As the Germans launch operation “Zitadelle” in the early days of July 1943, the fields around Kursk are witness to a massive clash of German and Soviet armor. “The sight of these masses of tanks reminds me of my cannon-carrying aircraft of the experimental unit, which I have brought with me from the Crimea. With this enormous target of enemy tanks it should be possible to try it out. It is true the flak defenses covering the Soviet tank units are very heavy, but I say to myself that both groups are facing each other at a distance of 1,200 to 1,800 yards, and unless I am brought down like a stone by a direct hit by flak it must always be possible to crash-land the damaged aircraft in our own tank lines. The first flight therefore flies with bombs behind me in the only cannon-carrying aeroplane. So the attempt is made. In the first attack four tanks explode under the hammer blows of my cannons; by the evening the total rises to twelve.”
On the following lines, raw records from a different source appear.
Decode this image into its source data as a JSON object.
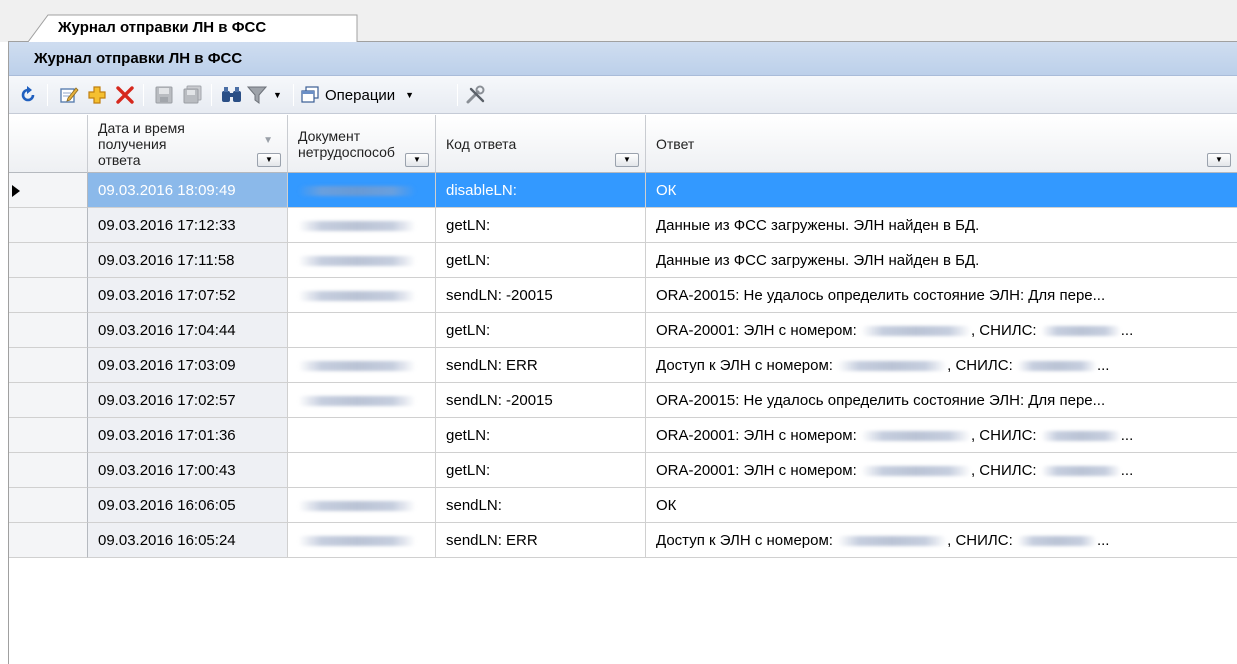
{
  "tab": {
    "label": "Журнал отправки ЛН в ФСС"
  },
  "panel": {
    "title": "Журнал отправки ЛН в ФСС"
  },
  "toolbar": {
    "operations_label": "Операции",
    "icons": [
      "refresh-icon",
      "edit-icon",
      "add-icon",
      "delete-icon",
      "save-icon",
      "save-all-icon",
      "find-icon",
      "filter-icon",
      "operations-icon",
      "settings-icon"
    ],
    "colors": {
      "add": "#e8a317",
      "delete": "#d6281d",
      "refresh": "#1f5fbf"
    }
  },
  "grid": {
    "columns": [
      {
        "key": "dt",
        "label": "Дата и время\nполучения\nответа"
      },
      {
        "key": "doc",
        "label": "Документ\nнетрудоспособ"
      },
      {
        "key": "code",
        "label": "Код ответа"
      },
      {
        "key": "answer",
        "label": "Ответ"
      }
    ],
    "rows": [
      {
        "dt": "09.03.2016 18:09:49",
        "code": "disableLN:",
        "answer": [
          {
            "t": "ОК"
          }
        ],
        "doc_blurred": true,
        "selected": true
      },
      {
        "dt": "09.03.2016 17:12:33",
        "code": "getLN:",
        "answer": [
          {
            "t": "Данные из ФСС загружены. ЭЛН найден в БД."
          }
        ],
        "doc_blurred": true
      },
      {
        "dt": "09.03.2016 17:11:58",
        "code": "getLN:",
        "answer": [
          {
            "t": "Данные из ФСС загружены. ЭЛН найден в БД."
          }
        ],
        "doc_blurred": true
      },
      {
        "dt": "09.03.2016 17:07:52",
        "code": "sendLN: -20015",
        "answer": [
          {
            "t": "ORA-20015: Не удалось определить состояние ЭЛН: Для пере..."
          }
        ],
        "doc_blurred": true
      },
      {
        "dt": "09.03.2016 17:04:44",
        "code": "getLN:",
        "answer": [
          {
            "t": "ORA-20001: ЭЛН с номером: "
          },
          {
            "blur": 110
          },
          {
            "t": ", СНИЛС: "
          },
          {
            "blur": 80
          },
          {
            "t": "..."
          }
        ],
        "doc_blurred": false
      },
      {
        "dt": "09.03.2016 17:03:09",
        "code": "sendLN: ERR",
        "answer": [
          {
            "t": "Доступ к ЭЛН с номером: "
          },
          {
            "blur": 110
          },
          {
            "t": ", СНИЛС: "
          },
          {
            "blur": 80
          },
          {
            "t": "..."
          }
        ],
        "doc_blurred": true
      },
      {
        "dt": "09.03.2016 17:02:57",
        "code": "sendLN: -20015",
        "answer": [
          {
            "t": "ORA-20015: Не удалось определить состояние ЭЛН: Для пере..."
          }
        ],
        "doc_blurred": true
      },
      {
        "dt": "09.03.2016 17:01:36",
        "code": "getLN:",
        "answer": [
          {
            "t": "ORA-20001: ЭЛН с номером: "
          },
          {
            "blur": 110
          },
          {
            "t": ", СНИЛС: "
          },
          {
            "blur": 80
          },
          {
            "t": "..."
          }
        ],
        "doc_blurred": false
      },
      {
        "dt": "09.03.2016 17:00:43",
        "code": "getLN:",
        "answer": [
          {
            "t": "ORA-20001: ЭЛН с номером: "
          },
          {
            "blur": 110
          },
          {
            "t": ", СНИЛС: "
          },
          {
            "blur": 80
          },
          {
            "t": "..."
          }
        ],
        "doc_blurred": false
      },
      {
        "dt": "09.03.2016 16:06:05",
        "code": "sendLN:",
        "answer": [
          {
            "t": "ОК"
          }
        ],
        "doc_blurred": true
      },
      {
        "dt": "09.03.2016 16:05:24",
        "code": "sendLN: ERR",
        "answer": [
          {
            "t": "Доступ к ЭЛН с номером: "
          },
          {
            "blur": 110
          },
          {
            "t": ", СНИЛС: "
          },
          {
            "blur": 80
          },
          {
            "t": "..."
          }
        ],
        "doc_blurred": true
      }
    ]
  }
}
On July 24, 1943 Rudel flies his 1,200th combat sortie. Just two weeks later, on August 12, he reaches the 1,300 mark. During one of the raids a 500 kg bomb dropped by Rudel scores a direct hit against a bridge at Kromy (40 km south-east of Orel) destroying it completely. The same bomb kills a Soviet tank that just happened to be crossing the bridge at that time. Several days later Rudel’s aircraft is hit by AA fire. Wounded in the face by shrapnel, Rudel manages to nurse the crippled machine back to the friendly lines, where he lands safely.
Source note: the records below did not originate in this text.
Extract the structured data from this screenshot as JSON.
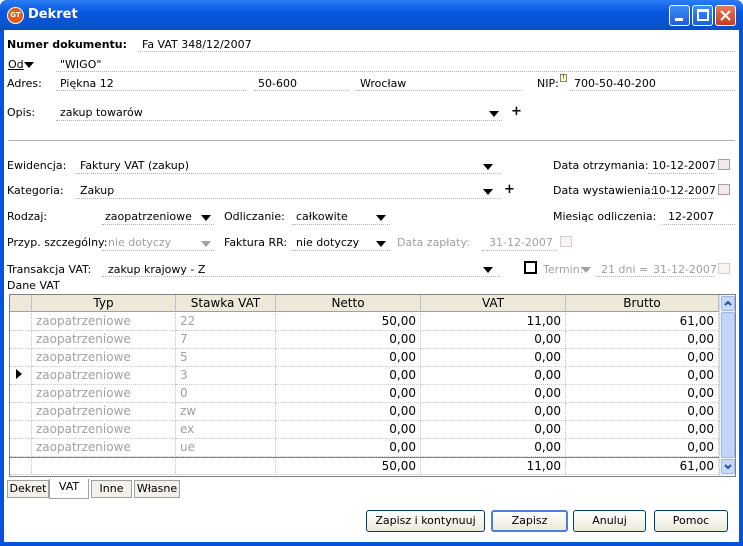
{
  "window": {
    "title": "Dekret",
    "icon_text": "GT"
  },
  "header": {
    "doc_number_label": "Numer dokumentu:",
    "doc_number": "Fa VAT 348/12/2007",
    "od_label": "Od",
    "od_value": "\"WIGO\"",
    "address_label": "Adres:",
    "street": "Piękna 12",
    "postal": "50-600",
    "city": "Wrocław",
    "nip_label": "NIP:",
    "nip": "700-50-40-200",
    "opis_label": "Opis:",
    "opis": "zakup towarów"
  },
  "form": {
    "ewidencja_label": "Ewidencja:",
    "ewidencja": "Faktury VAT (zakup)",
    "kategoria_label": "Kategoria:",
    "kategoria": "Zakup",
    "rodzaj_label": "Rodzaj:",
    "rodzaj": "zaopatrzeniowe",
    "odliczanie_label": "Odliczanie:",
    "odliczanie": "całkowite",
    "przyp_label": "Przyp. szczególny:",
    "przyp": "nie dotyczy",
    "faktura_rr_label": "Faktura RR:",
    "faktura_rr": "nie dotyczy",
    "data_zaplaty_label": "Data zapłaty:",
    "data_zaplaty": "31-12-2007",
    "transakcja_label": "Transakcja VAT:",
    "transakcja": "zakup krajowy - Z",
    "termin_label": "Termin:",
    "termin_days": "21 dni =",
    "termin_date": "31-12-2007",
    "data_otrzymania_label": "Data otrzymania:",
    "data_otrzymania": "10-12-2007",
    "data_wystawienia_label": "Data wystawienia:",
    "data_wystawienia": "10-12-2007",
    "miesiac_label": "Miesiąc odliczenia:",
    "miesiac": "12-2007",
    "dane_vat_label": "Dane VAT"
  },
  "grid": {
    "columns": [
      "Typ",
      "Stawka VAT",
      "Netto",
      "VAT",
      "Brutto"
    ],
    "rows": [
      [
        "zaopatrzeniowe",
        "22",
        "50,00",
        "11,00",
        "61,00"
      ],
      [
        "zaopatrzeniowe",
        "7",
        "0,00",
        "0,00",
        "0,00"
      ],
      [
        "zaopatrzeniowe",
        "5",
        "0,00",
        "0,00",
        "0,00"
      ],
      [
        "zaopatrzeniowe",
        "3",
        "0,00",
        "0,00",
        "0,00"
      ],
      [
        "zaopatrzeniowe",
        "0",
        "0,00",
        "0,00",
        "0,00"
      ],
      [
        "zaopatrzeniowe",
        "zw",
        "0,00",
        "0,00",
        "0,00"
      ],
      [
        "zaopatrzeniowe",
        "ex",
        "0,00",
        "0,00",
        "0,00"
      ],
      [
        "zaopatrzeniowe",
        "ue",
        "0,00",
        "0,00",
        "0,00"
      ]
    ],
    "totals": [
      "50,00",
      "11,00",
      "61,00"
    ]
  },
  "tabs": [
    "Dekret",
    "VAT",
    "Inne",
    "Własne"
  ],
  "buttons": {
    "save_continue": "Zapisz i kontynuuj",
    "save": "Zapisz",
    "cancel": "Anuluj",
    "help": "Pomoc"
  },
  "colors": {
    "titlebar": "#0a50d8",
    "disabled_text": "#a0a0a0"
  }
}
On September 18, 1943 Rudel is appointed the CO of III./St.G 2 “Immelmann”. On October 9, 1943 he launches for his 1,500th combat mission with 60 Soviet tanks to his credit. On October 18, 1943 the Stukageschwader 2 “Immelmann” is renamed to Schlachtgeschwader 2 “Immelmann” and on October 30, 1943 Rudel destroys another Soviet tank – his 100th kill. In recognition of his outstanding combat record he becomes the 42nd German serviceman to receive the Swords to his Knight’s Cross with Oak Leaves. […]

Coming soon!
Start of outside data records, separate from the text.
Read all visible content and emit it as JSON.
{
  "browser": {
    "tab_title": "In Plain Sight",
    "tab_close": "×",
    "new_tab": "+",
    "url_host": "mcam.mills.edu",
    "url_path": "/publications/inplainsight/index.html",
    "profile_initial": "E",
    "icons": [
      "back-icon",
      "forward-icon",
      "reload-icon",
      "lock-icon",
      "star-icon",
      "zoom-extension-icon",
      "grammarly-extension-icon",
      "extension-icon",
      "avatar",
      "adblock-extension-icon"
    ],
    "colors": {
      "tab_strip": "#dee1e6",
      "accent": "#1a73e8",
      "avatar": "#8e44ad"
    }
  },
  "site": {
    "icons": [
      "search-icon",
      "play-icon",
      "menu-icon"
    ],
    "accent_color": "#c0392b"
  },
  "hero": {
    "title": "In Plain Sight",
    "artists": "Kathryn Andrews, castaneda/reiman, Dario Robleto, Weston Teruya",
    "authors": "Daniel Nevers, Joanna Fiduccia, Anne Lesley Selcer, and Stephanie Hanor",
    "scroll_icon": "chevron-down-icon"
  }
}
Mo55 Ju87 cz2 ang

  • Recommended - Aircraft

The Habsburgs’ Wings 1914 vol 1
The Habsburgs’ Wings 1914 vol 1 The Great War (World War I 1914-1918) has been in the public...
Yakovlev Yak-1 Vol. II
Yakovlev Yak-1 Vol. II The pursuit of better performance continued until all the po...